Last year Barbara Bagnasacco, a lawyer by day, organized the first UTango Festival in Salt Lake City.
The three-day event featured workshops, social dances, gatherings, rehearsals and performances in various venues throughout the city. It was such a success that Bagnasacco is doing it again. (See accompanying story for UTango Festival schedule.)
"We had a good turnout last year," said Bagnasacco during an interview. "This year, we're expecting more than 250 participants. It's exciting for us to be able to do something like this."
Contrary to what some people may expect, Salt Lake City has a large and passionate tango community, Bagnasacco said.
"In other cities across the nation, the Argentine tango communities have a tango festival," she said. "So, that's one of the reasons why we did it. The other reason was because I love the tango."
The true tango is an improvisational dance in which, if you are paying attention to your partner, wonderful things can happen, said tango enthusiast Susan Radtke. "It's the type of dance that works if you stay on your axis," said Radtke, who works as the community outreach adviser for Park City Academy. "It's not what you see on those shows like 'Dancing with the Stars,' although there is a ballroom tango that is much different."
She said the tango that she fell in love with eight years ago is pure magic. "I was living in Dallas, Texas, and participated in a three-week intensive workshop.
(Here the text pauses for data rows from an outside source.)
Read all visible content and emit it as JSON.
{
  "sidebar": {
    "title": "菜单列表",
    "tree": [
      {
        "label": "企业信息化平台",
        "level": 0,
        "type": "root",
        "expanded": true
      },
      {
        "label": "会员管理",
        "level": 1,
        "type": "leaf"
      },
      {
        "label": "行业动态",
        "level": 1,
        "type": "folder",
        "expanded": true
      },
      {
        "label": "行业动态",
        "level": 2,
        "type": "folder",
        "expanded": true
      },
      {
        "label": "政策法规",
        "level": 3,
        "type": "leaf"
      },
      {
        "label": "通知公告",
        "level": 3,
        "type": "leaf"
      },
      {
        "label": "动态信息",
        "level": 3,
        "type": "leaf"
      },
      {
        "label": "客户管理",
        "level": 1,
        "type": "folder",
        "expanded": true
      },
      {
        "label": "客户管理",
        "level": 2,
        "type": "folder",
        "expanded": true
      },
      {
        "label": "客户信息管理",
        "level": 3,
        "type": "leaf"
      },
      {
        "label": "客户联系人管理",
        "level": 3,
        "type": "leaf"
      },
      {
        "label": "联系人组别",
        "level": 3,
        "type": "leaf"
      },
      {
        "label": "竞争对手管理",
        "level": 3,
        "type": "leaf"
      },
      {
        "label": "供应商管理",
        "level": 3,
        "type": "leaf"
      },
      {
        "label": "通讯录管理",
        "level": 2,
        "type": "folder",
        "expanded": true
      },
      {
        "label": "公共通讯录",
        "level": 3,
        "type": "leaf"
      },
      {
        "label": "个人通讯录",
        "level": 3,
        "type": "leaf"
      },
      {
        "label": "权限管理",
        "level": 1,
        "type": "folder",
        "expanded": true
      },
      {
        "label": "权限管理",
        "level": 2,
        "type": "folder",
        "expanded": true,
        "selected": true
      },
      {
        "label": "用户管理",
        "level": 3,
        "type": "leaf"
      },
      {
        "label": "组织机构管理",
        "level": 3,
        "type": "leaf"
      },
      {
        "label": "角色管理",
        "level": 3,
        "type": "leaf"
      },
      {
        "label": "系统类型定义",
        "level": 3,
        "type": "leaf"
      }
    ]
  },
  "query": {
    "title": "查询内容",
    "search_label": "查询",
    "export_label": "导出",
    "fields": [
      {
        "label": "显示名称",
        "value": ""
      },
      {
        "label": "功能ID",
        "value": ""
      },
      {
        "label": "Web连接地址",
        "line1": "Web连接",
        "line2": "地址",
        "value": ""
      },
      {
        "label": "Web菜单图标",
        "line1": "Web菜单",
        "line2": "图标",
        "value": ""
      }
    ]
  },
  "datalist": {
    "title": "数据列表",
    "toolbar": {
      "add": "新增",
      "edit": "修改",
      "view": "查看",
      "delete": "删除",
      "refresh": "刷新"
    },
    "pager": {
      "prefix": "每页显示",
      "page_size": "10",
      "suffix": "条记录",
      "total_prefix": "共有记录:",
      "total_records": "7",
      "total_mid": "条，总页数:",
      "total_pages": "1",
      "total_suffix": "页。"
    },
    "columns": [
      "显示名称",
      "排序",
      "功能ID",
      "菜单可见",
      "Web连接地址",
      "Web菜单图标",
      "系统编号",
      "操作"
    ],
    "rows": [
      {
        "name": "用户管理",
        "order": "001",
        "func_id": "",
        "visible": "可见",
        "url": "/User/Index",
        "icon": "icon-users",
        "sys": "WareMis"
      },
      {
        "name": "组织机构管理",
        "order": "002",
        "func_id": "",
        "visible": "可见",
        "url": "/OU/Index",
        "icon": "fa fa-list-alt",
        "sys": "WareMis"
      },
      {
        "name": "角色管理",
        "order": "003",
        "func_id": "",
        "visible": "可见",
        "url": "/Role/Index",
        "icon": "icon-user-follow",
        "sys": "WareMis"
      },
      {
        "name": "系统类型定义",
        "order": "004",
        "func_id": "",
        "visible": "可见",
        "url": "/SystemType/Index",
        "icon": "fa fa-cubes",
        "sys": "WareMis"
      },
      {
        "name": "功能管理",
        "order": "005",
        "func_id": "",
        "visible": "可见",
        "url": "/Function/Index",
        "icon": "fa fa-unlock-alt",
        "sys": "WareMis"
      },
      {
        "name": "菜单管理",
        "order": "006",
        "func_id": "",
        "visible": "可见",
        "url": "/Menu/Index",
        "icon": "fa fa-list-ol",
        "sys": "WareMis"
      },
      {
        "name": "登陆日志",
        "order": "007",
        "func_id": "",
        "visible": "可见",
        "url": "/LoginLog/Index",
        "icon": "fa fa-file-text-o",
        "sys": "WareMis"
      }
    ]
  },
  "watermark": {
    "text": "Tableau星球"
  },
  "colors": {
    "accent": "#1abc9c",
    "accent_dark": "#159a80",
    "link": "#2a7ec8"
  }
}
We met in a a Catholic church gym and were instructed by two very good teachers."
Radtke had practiced martial arts for 30 years and decided it was time to change.
"The funny thing is the fact that the tango takes the same type of concentration that I used in karate, and I responded to the teacher very well."
When Radtke was thinking about moving to Utah two years ago, she immediately looked to see if there was an Argentine tango community. She was surprised to find one.
"If you are new to an area and want a good social network, the tango is where it's at," she said.
Bagnasacco said organizing the UTango Festival this year did have its challenges.
"One of the main concerns was scheduling the instructors," she said. "We had to make sure all our schedules met. And then we had to find some good venues for all the events. But we did it."
Tango instructors from around the world will help beginning, intermediate and advanced dancers in various workshops, Bagnasacco said.
"The TV shows that feature dance do bring attention to dances like the tango, and that's a good thing," Bagnasacco said. "But one must be cautious, because the tango that they dance on TV is different than what we do."
The instructors coming to Utah include Tomas Howlin, Felipe Martinez and Rosa Corisco, and Nick Jones and Tara Fortier.
"Tomas is originally from Argentina but lives in Montreal now," she said. "He is one of the most sought-after teachers today. He studied with the greatest dancers of all time, and we are very lucky to have him join us."
Martinez and Corisco have excellent technique, she said.
"They come to us from Spain. This will be the first time they'll be in Utah. They have a very fluid style and are very inspiring," she said.
Jones and Fortier are rising in popularity in the nuevo tango movement, which expands the tango style.
"Their style is more acrobatic," she said. "They dance Argentine tango and apply new concepts. To see them is to watch a couple try to fly."
Bagnasacco said Utah is lucky to have such a strong tango community.
"It is a great social connection, but also a way of life," she said. "I wanted to give tango dancers in Utah a gift to participate in a festival. We all share a high enthusiasm for the dance, and the most rewarding part of the tango is watching the connections.
Radtke agrees, especially because the tango changed her life.
If you go
What: UTango Festival
Where: Various venues
When: Thursday through Sunday, times vary
Cost: Prices vary (register on the Web site below)
E-mail: [email protected]